This would seem to not pose much of a problem for rice farmers, but rice farmers are not seeing additional profits. According to one Vietnamese farmer, fertilizer, insecticide, and labor costs have doubled. Furthermore, a large proportion of rice farmers are actually net rice purchasers because they consume more than they produce. More importantly, many rice farmers have no means of storing their rice, and must sell right at the harvest—when prices are the lowest because supply is plentiful. So during the non-harvest season, individuals must purchase the rice at the higher costs.

The high rice prices have caused some unrest in various Asian countries that depend heavily on rice as their food staple. Protests have already begun in the Philippines. A Philipino worker has stated that his “family will go hungry” if prices rise any further. Moreover, the Phillipines is facing what has been called a “perfect storm:” rising rice prices coupled with a US economic downturn that reduces remittances. Nevertheless, for many poor Asian countries, there is some good news on the horizon. Prices are expected to stabilize once states like Uruguay, India, Indonesia, Vietnam, and Brazil harvest their rice and increases supply on the market. Domestic measures such as a crackdown on price-gouging, price manipulation, and hoarding have been instituted to keep rice prices somewhat reasonable.

Question: Many of these rice price problems have been caused as a result of poor infrastructure. If an adequate infrastructure, such as irrigation and genetic engineering of rice plants, can be established--production will increase. An increased supply will result in a drop in prices. How will smaller rice farmers be affected by this?

IMF calls for a focus on housing markets

Source: IMF urges greater focus on housing
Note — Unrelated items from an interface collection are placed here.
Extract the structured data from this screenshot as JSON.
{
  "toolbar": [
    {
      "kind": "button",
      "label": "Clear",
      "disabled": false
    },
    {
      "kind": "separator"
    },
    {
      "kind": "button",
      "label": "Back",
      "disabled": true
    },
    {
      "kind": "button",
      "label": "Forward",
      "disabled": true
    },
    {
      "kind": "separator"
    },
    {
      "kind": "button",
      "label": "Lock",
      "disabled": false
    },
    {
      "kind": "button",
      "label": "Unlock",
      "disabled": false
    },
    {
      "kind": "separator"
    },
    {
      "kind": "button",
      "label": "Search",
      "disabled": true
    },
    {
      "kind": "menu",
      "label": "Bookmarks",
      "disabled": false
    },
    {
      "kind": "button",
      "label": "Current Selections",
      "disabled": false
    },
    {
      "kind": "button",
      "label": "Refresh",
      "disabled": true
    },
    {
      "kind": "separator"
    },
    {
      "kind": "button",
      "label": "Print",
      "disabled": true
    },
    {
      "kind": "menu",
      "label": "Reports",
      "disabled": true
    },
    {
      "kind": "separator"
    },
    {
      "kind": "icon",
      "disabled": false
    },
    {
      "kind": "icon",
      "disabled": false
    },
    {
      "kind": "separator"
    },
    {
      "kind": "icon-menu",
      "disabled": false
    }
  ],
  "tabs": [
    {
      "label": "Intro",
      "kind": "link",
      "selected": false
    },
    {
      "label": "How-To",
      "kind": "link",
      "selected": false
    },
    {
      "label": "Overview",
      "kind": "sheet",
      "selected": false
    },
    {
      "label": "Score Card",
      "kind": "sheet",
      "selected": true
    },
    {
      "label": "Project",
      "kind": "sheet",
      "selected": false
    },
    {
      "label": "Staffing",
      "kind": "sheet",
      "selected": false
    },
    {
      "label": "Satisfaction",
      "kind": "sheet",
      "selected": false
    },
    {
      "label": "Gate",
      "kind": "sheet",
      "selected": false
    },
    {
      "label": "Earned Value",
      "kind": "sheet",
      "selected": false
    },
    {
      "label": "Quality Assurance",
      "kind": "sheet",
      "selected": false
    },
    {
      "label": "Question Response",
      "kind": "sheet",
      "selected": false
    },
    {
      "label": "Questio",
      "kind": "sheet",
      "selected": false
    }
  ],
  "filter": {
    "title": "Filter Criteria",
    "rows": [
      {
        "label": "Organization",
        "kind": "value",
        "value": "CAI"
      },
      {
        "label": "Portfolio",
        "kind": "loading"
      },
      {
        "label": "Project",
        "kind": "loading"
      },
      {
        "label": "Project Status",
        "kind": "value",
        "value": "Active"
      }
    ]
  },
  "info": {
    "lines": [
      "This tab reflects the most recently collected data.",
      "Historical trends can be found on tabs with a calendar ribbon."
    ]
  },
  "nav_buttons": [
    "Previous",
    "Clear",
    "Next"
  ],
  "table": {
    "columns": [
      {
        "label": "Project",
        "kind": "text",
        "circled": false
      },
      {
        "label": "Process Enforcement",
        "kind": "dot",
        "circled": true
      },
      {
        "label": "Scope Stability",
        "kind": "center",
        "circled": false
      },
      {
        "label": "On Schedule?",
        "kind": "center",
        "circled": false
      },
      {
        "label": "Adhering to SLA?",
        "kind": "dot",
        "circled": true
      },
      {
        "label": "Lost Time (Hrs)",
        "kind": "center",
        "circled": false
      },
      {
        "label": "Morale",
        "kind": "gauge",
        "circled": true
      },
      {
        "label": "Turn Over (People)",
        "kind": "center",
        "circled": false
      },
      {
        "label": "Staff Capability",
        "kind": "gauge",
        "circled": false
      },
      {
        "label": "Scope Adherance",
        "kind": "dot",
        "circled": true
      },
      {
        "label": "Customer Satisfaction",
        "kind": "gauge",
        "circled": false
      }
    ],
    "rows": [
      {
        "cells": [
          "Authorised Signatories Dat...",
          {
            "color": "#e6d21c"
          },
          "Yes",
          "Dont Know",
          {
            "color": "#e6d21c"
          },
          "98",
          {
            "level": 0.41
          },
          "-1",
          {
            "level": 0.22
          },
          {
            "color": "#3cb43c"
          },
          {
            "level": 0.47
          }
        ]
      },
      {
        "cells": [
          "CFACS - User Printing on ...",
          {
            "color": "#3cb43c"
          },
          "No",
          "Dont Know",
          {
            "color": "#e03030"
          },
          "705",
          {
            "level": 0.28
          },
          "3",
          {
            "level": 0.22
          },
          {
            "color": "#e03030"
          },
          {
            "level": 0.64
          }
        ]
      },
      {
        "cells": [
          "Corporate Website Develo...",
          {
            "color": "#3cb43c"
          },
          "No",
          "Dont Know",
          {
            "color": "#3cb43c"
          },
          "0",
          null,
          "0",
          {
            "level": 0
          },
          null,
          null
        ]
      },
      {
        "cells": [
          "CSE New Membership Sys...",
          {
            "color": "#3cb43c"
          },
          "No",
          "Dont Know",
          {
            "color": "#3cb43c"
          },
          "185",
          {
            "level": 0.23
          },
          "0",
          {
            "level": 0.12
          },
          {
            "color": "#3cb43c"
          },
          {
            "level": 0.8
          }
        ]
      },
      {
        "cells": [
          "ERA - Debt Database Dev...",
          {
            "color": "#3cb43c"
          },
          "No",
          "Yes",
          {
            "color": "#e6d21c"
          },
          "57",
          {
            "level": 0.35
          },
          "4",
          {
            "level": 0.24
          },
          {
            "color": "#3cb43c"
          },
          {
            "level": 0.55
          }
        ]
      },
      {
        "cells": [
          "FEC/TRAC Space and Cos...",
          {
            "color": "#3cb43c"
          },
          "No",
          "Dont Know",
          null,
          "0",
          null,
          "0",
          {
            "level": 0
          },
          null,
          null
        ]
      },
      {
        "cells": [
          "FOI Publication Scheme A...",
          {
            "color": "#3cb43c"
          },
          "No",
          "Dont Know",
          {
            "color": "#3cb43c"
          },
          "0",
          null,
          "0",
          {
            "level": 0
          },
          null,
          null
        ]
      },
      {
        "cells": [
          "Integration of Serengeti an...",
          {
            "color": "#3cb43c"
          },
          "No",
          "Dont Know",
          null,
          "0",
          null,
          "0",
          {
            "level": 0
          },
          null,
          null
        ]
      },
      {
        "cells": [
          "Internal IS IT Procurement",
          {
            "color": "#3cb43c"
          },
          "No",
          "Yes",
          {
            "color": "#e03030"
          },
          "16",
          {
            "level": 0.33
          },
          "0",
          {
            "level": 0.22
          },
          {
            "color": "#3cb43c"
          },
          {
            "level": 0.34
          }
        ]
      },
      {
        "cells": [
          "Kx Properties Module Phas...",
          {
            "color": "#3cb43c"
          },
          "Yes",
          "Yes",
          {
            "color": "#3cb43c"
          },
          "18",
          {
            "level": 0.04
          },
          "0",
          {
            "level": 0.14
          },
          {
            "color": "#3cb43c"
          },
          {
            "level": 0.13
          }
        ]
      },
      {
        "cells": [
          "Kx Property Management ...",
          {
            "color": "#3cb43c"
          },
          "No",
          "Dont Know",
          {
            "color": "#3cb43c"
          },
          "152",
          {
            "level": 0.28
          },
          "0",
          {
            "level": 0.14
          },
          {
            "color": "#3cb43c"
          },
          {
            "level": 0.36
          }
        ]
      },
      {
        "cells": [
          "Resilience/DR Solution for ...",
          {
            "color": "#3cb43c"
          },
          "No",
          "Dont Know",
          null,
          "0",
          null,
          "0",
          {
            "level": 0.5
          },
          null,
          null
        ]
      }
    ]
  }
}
The IMF is the latest international governing body to encourage central banks to pay greater attention to housing markets when setting interest rates, challenging the view that monetary policy should avoid trying to soften variance in property prices. The IMF’s comments appear in an analytical chapter in the most recent World Economic Outlook which, among other things, suggests that many European countries are becoming increasingly susceptible to a housing market crisis.
The IMF estimates that house prices are 30% above their fair value in Ireland, nearly 30% overvalued in the Netherlands and the United Kingdom and more than 20% overvalued in France. Although the fund found that US house prices were only a little more than 10% overvalued, it noted that the US market was vulnerable to credit conditions, and might overshoot on the way down. In addition, the fund noted significantly increased residential investment in Spain, Denmark, France, Italy, Finland and Belgium. IMF Chief Economist Simon Johnson, in an interview with the Financial Times, noted that “house prices in quite a few countries look overvalued relative to fundamentals.” Whereas the IMF does not forecast a housing price crash in any of these countries, Johnson points out that “asset price correction remains a risk” particularly in the event of a tightening of global credit conditions.
The IMF’s new view of the role policy makers should play with respect to the housing market is in line with that of a growing number of economists, including central bank officials, who think that monetary policies should see to reduce the amplitude of asset price cycles by trying to spot bubbles in the making and “lean against the wind” with policy. However, this policy contrasts with that of Alan Greenspan, the former Federal Reserve chairman, who thought it was difficult to both spot asset price bubbles and imagine raising interest rates sufficiently to stop a bubble from developing. However, new research from the IMF suggests that there appears to be a big “financial accelerator” operating through housing markets in countries with highly sophisticated mortgage lending practices. Additionally, the IMF found a greater link between monetary policy and house prices, but did not go so far as to recommend that central bankers target house prices.

Questions for Discussion
1. The IMF continues to advocate increased government intervention to correct recent financial downturns. Is government intervention the proper remedy?